[Excerpts from an interface dataset]
+ + + +

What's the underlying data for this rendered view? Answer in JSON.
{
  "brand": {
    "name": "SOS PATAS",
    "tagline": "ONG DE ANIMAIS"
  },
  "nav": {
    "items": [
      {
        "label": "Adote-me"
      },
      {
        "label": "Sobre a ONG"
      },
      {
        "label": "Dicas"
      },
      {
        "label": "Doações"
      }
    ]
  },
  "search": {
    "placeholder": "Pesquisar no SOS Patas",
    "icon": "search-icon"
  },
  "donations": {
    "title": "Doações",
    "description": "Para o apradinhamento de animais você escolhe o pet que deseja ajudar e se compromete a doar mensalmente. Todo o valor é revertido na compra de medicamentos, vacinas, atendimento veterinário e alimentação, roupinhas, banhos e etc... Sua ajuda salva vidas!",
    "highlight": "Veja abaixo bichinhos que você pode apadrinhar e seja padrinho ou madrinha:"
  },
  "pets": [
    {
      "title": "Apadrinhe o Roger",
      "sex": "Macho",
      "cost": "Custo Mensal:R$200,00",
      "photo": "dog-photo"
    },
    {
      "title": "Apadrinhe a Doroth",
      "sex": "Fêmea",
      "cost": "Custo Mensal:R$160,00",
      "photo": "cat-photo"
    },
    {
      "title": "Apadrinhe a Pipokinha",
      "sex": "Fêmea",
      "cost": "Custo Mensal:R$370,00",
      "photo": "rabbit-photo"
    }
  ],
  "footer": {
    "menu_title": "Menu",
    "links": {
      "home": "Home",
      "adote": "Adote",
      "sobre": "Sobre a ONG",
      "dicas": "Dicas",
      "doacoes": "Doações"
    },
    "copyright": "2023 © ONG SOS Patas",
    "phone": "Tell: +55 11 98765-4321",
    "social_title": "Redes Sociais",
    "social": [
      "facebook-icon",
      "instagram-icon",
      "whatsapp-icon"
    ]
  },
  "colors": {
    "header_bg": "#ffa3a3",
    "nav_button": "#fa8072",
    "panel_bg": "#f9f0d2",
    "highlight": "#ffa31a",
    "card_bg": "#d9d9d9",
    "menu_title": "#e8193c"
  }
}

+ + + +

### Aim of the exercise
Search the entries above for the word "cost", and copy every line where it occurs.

### Written reply
      "cost": "Custo Mensal:R$200,00",
      "cost": "Custo Mensal:R$160,00",
      "cost": "Custo Mensal:R$370,00",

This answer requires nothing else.